### Listed records
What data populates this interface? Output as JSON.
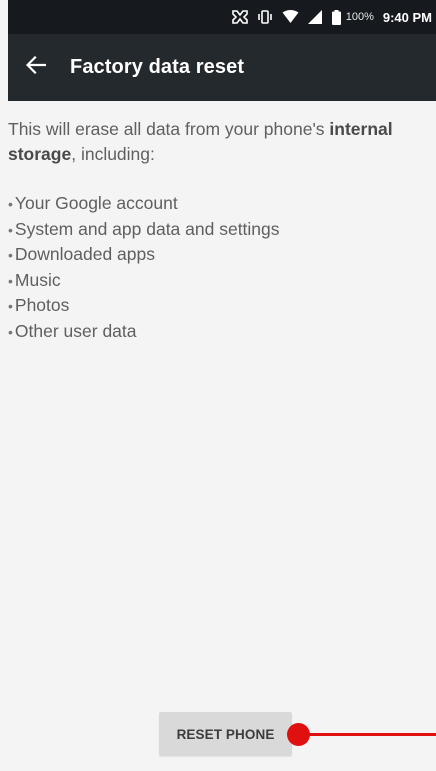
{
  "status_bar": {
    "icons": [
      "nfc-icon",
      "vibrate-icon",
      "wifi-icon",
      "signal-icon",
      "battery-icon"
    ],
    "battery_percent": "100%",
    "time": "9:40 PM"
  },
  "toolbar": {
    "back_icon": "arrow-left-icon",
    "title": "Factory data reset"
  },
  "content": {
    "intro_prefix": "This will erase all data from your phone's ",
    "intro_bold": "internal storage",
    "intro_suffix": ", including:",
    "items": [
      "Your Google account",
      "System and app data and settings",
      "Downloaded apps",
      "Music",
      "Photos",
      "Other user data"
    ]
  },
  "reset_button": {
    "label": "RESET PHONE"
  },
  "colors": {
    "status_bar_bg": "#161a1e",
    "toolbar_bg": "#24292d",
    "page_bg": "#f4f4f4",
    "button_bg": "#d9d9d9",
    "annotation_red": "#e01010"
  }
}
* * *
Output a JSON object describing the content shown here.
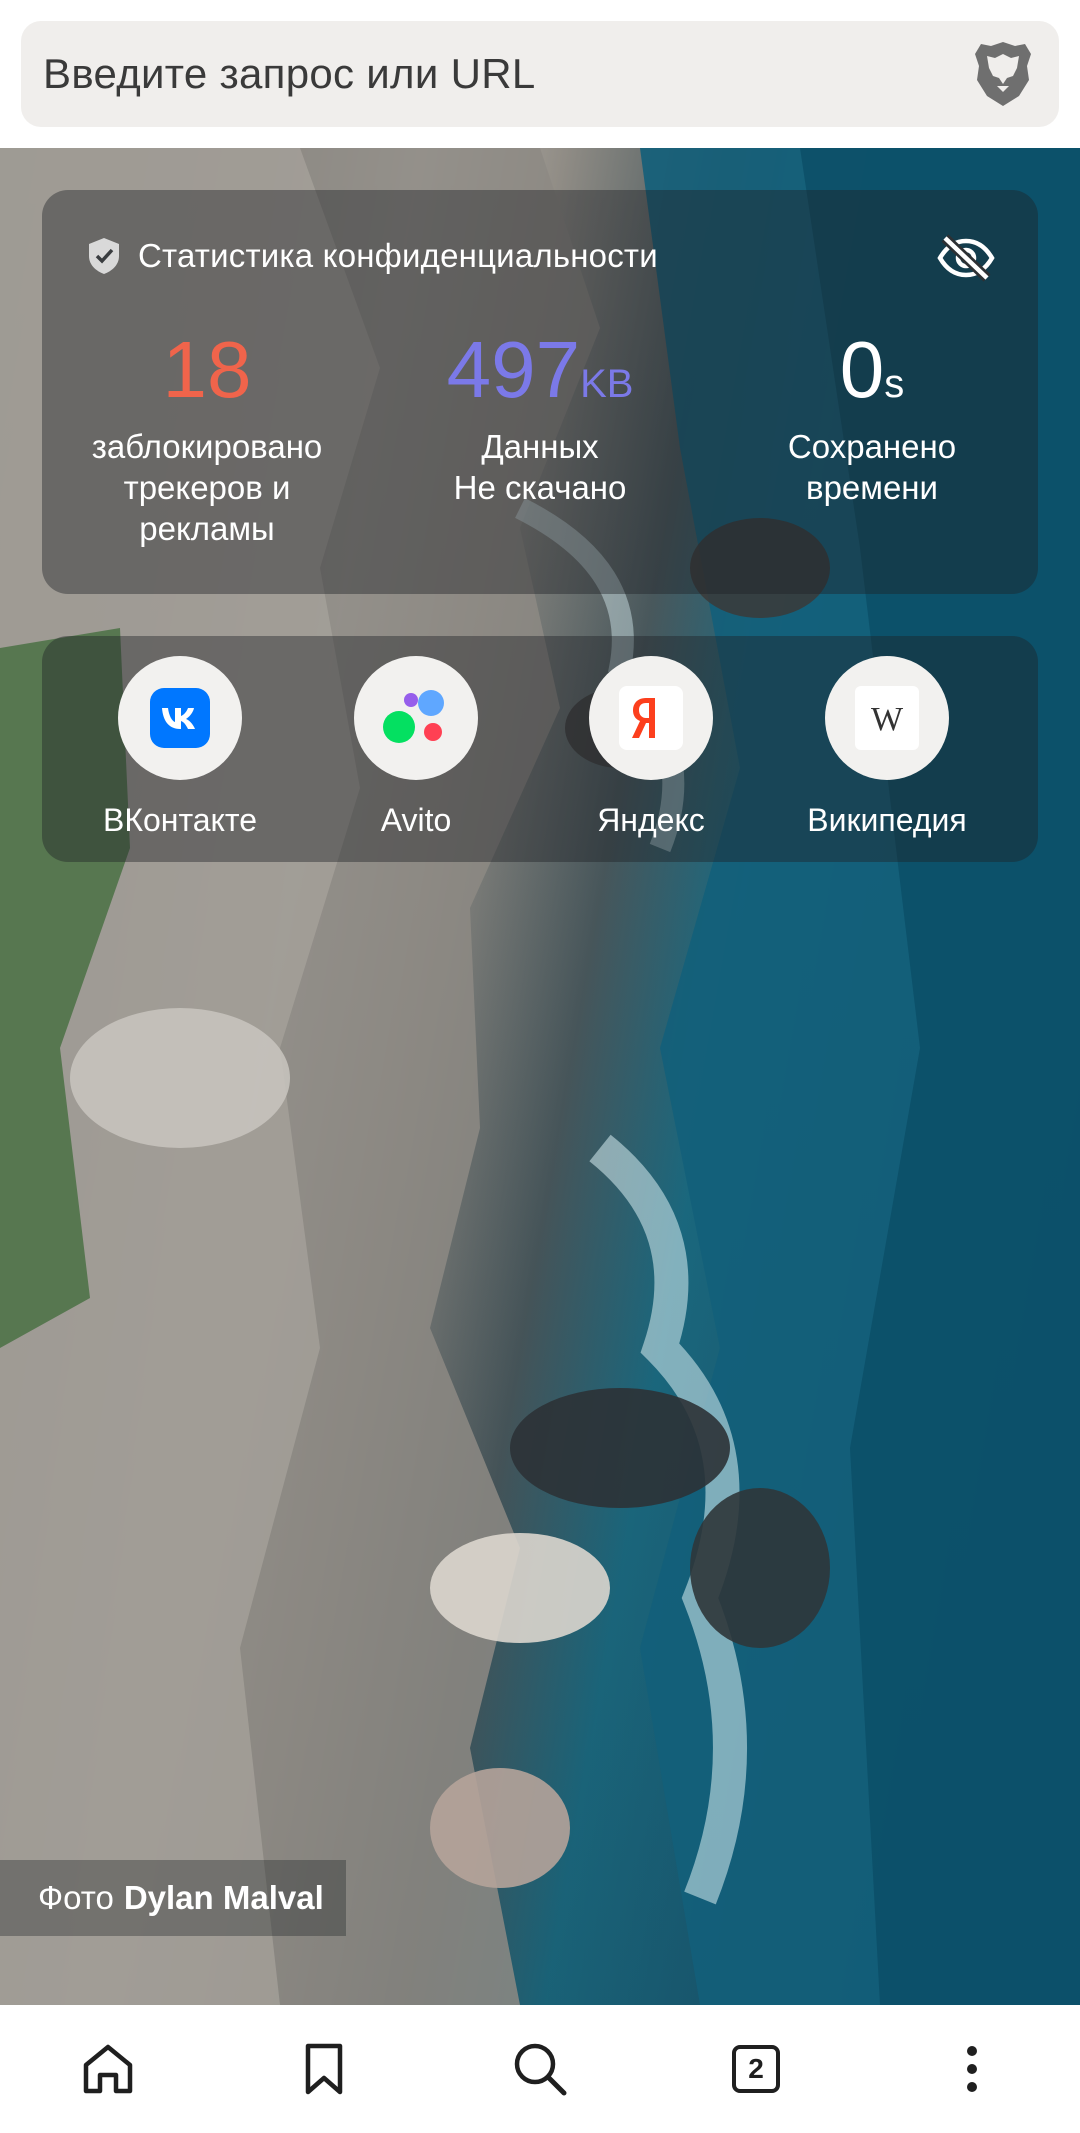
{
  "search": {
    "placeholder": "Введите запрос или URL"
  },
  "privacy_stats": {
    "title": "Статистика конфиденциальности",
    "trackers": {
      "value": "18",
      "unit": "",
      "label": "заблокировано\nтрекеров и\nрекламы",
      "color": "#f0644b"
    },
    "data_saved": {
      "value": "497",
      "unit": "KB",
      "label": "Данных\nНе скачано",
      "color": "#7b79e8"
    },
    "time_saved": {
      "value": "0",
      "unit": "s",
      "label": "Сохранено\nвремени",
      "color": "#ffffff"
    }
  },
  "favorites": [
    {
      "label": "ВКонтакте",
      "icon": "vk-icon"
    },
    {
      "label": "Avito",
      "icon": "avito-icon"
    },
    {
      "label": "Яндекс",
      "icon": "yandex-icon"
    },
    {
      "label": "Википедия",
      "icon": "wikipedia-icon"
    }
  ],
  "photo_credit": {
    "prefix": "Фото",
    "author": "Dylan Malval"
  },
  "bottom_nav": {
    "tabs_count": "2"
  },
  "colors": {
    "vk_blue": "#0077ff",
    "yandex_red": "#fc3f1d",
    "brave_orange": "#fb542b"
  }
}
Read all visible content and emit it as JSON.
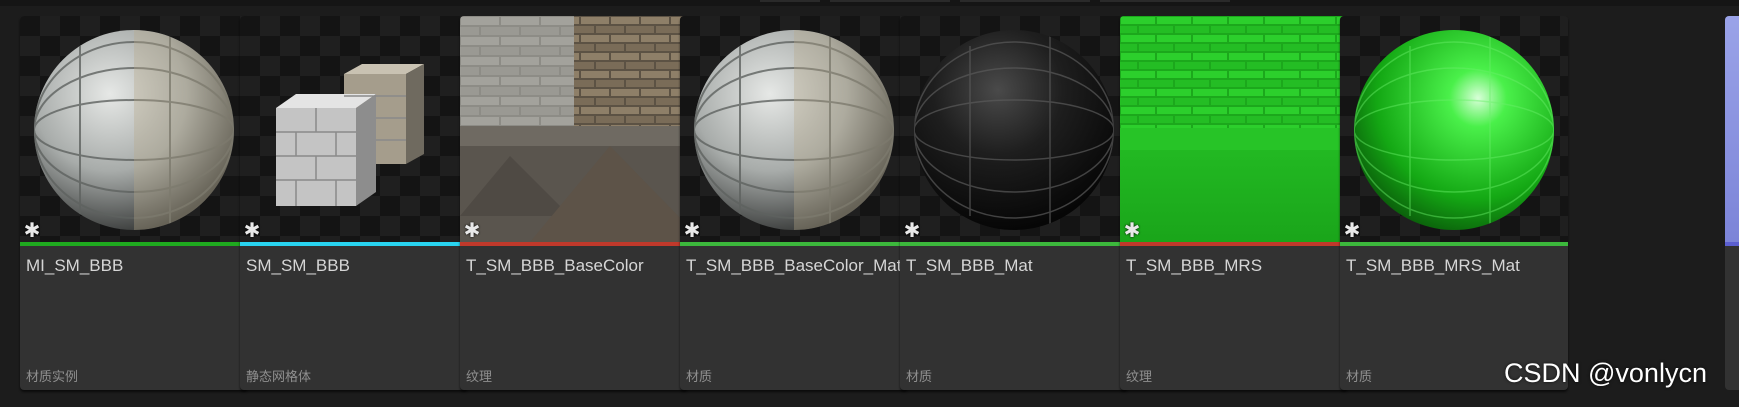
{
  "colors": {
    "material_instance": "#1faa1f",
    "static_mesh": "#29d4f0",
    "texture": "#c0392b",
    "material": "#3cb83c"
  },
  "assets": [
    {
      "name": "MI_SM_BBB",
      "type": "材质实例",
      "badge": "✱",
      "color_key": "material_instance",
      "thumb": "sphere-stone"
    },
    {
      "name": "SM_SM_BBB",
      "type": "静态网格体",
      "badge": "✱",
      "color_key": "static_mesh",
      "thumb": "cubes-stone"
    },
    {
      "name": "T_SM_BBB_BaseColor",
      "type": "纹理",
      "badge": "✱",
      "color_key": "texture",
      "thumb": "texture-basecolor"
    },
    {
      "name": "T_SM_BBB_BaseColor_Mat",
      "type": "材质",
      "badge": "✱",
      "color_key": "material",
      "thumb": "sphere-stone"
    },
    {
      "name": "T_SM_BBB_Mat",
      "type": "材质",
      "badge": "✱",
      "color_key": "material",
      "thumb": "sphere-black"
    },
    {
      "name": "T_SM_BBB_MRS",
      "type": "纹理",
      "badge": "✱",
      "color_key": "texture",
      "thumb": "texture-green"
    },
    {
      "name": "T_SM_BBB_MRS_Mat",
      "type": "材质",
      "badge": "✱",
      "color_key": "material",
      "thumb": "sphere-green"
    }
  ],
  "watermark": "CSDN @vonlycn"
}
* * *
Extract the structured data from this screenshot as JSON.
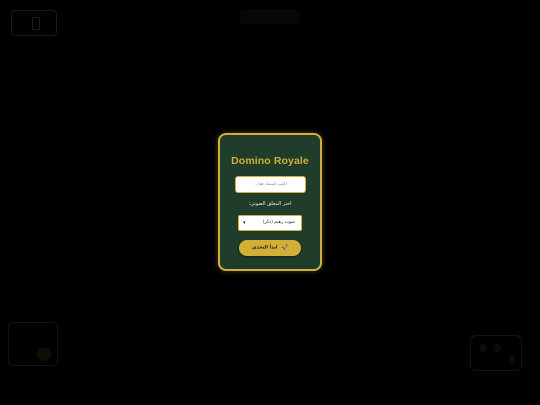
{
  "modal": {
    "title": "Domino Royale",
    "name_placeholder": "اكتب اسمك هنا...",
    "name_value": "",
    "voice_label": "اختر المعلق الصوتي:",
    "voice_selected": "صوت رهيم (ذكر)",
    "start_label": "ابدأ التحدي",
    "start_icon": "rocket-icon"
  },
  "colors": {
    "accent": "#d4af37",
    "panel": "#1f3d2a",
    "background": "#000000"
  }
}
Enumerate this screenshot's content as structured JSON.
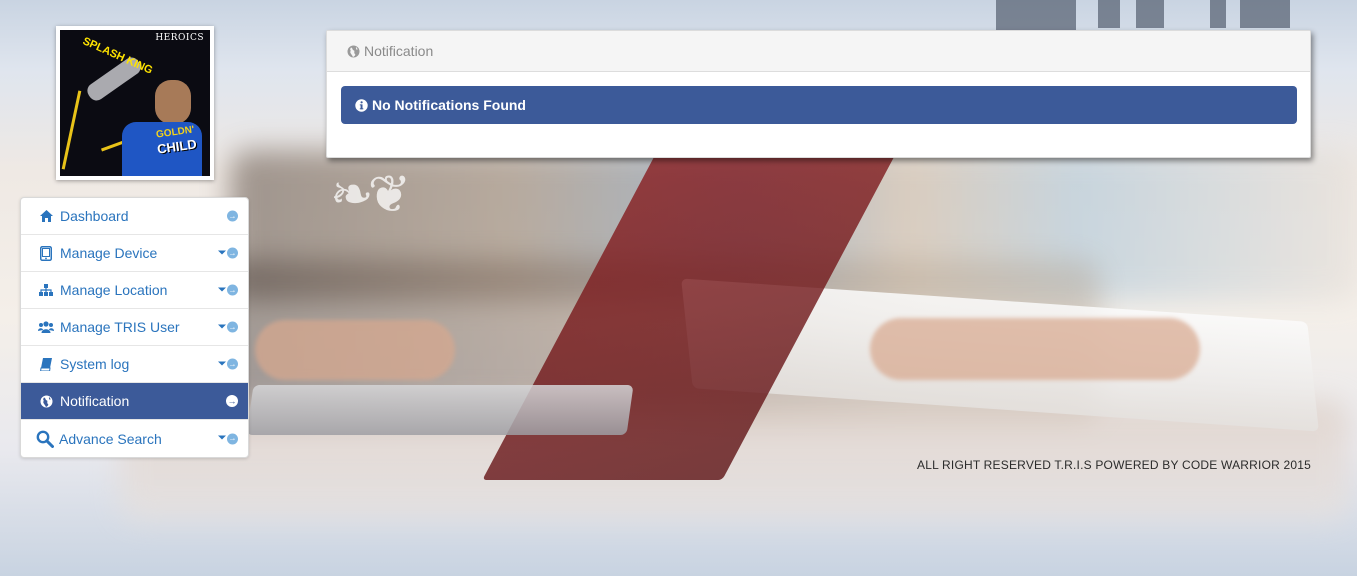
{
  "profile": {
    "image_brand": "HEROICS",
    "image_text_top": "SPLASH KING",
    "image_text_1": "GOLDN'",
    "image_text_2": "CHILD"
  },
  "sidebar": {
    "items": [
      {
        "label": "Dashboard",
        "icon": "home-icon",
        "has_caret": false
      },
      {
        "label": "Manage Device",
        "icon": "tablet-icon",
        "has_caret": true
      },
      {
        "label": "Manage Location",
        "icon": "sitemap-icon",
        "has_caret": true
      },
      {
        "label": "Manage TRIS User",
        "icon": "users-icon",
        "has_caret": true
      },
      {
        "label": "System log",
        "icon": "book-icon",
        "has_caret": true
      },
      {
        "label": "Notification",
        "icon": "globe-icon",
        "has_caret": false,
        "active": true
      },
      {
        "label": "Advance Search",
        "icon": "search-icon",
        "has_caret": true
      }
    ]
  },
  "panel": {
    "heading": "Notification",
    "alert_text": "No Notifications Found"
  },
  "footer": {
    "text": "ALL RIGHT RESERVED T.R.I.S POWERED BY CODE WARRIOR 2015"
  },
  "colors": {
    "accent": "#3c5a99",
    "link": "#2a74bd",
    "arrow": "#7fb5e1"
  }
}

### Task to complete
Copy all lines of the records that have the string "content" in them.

### Answer space
  "content": {
Output a JSON object describing the content shown here.
Read all visible content and emit it as JSON.
Enumerate this screenshot's content as structured JSON.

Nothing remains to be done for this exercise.